And fuck you if you can't handle it!
David Brooks, today:
On the other side, there are people whose minds seem to flee, almost by instinct, from ambiguity to absolutism. These are often good people, with high ideals. But they take a dappled society in a tough situation, like Israel, and they want to judge it according to black and white legal abstractions. They find a crime or an error and call for blanket condemnation (these people tend not to apply this standard to themselves).
David Brooks, ten years ago:
The American commentariat is gravely concerned. Over the past week, George W. Bush has shown a disturbing tendency not to waffle when it comes to Iraq. There has been an appalling clarity and coherence to his position. There has been a reckless tendency not to be murky, hesitant, or evasive. Naturally, questions are being raised about President Bush's leadership skills.Meanwhile, among the smart set, Hamlet-like indecision has become the intellectual fashion. The liberal columnist E. J. Dionne wrote in The Washington Post that he is uncomfortable with the pro- and anti-war camps. He praised the doubters and raised his colors on behalf of 'heroic ambivalence.' The New York Times, venturing deep into the territory of self-parody, ran a full-page editorial calling for 'still more discussion' on whether or not to go to war.
David Brooks today:
You notice these people because you rarely see them taking the perspective of people they dislike. They don’t acknowledge that even the most humane projects often involve error, fear and sin along the way.
David Brooks ten years ago:
In certain circles, it is not only important what opinion you hold, but how you hold it. It is important to be seen dancing with complexity, sliding among shades of gray. Any poor rube can come to a simple conclusion -- that President Saddam Hussein is a menace who must be disarmed--but the refined ratiocinators want to be seen luxuriating amid the difficulties, donning the jewels of nuance, even to the point of self-paralysis.
Ten years ago, Mr. Brooks wasn't just some marginal, wingnut blogger building a rep by finding new ways to call people like me a traitor: he was, as Greg Mitchell points out already "...serving as senior editor of the most influential pro-war publication, The Weekly Standard." And as the Senior Editor for The Weekly Standard, beating the shit out of Liberals and carrying water for the Bush Administration were duties Mr. Brooks pursued with gusto, and for which he was richly, richly rewarded.
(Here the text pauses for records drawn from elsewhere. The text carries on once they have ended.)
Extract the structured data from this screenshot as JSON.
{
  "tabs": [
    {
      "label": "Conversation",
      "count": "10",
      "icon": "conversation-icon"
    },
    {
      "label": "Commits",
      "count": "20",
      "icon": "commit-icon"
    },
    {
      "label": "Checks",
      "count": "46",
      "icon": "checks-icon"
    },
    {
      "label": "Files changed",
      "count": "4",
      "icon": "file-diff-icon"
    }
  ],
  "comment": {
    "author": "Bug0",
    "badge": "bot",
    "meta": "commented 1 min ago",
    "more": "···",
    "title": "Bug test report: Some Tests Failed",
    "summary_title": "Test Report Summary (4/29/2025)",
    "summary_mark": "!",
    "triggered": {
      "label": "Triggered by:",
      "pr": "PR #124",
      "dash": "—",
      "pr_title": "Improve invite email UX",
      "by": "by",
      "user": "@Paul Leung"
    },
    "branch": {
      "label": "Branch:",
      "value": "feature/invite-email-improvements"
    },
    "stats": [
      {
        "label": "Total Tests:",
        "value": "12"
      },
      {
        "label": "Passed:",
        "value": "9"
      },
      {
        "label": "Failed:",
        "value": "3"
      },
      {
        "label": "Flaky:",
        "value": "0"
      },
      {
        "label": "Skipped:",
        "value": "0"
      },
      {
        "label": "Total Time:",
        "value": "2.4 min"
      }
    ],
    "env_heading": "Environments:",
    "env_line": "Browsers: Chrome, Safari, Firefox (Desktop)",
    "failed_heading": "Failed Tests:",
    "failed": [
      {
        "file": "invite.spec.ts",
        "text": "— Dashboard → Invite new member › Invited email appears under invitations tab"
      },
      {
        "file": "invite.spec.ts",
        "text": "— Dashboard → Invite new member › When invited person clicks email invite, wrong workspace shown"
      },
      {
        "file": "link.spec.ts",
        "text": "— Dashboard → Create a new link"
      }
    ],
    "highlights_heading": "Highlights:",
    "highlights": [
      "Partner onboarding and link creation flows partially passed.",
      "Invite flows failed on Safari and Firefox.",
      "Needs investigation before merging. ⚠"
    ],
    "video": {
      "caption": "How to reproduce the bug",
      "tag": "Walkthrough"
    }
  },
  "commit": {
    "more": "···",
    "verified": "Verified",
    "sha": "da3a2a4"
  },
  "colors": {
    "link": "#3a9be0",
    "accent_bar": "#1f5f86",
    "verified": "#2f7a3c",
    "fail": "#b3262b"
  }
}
Ten years later, Yale's Professor of Modesty and the winner of Allegheny College's 2012 Prize for Civility in Public Life has not apologized for any of the horrid and horribly wrong things he said. Not apologized, modified or walked-back a word of it. Since his colleagues are all in on the scam, he has no fear that any of them will ever ask him any embarrassing questions, and on the extraordinarily rare occasion when a member of the general public was rude enough to ask him about his public record, he simply denied ever saying any of it and moved on.
Thus liberated from any fear of accountability and borne aloft by vast, unearned wealth, Mr. Brooks now floats above mere humanity, spinning out one asinine economic and cultural theory after another, radically revising history whenever the need arises, freely contradicting himself as he pleases, and always
twirling, twirling, twirling towards freedom!
UPDATE: For the record, I posted the above shortly after midnight this morning. 12 hours later, Mr. Piece arrived at the same party wearing the same dress, bearing a letter from the New York Times legal department scolding him for Fair Using too much of Mr. Brooks' terrible, terrible Monday column. Speaking for Mr. Pierce, Irish Setter Moral Hazard responds:
...In the future, he [Charles Pierce] has promised to quote directly only the most clearly incomprehensible parts of Mr. Brooks's work, or those portions that appear to have been written by the forms of artificial intelligence described by Master in an earlier column. For example, in today's column, one might quote this passage...
The failure to deal with ambiguity is one of the great disorders of the age. It's a flight from reality....and then cite the following passage from antiquity...
...for the purpose of pointing out that Master has retired the House Cup for fatuous front-running."In certain circles, it is not only important what opinion you hold, but how you hold it. It is important to be seen dancing with complexity, sliding among shades of gray. Any poor rube can come to a simple conclusion -- that President Saddam Hussein is a menace who must be disarmed--but the refined ratiocinators want to be seen luxuriating amid the difficulties, donning the jewels of nuance, even to the point of self-paralysis.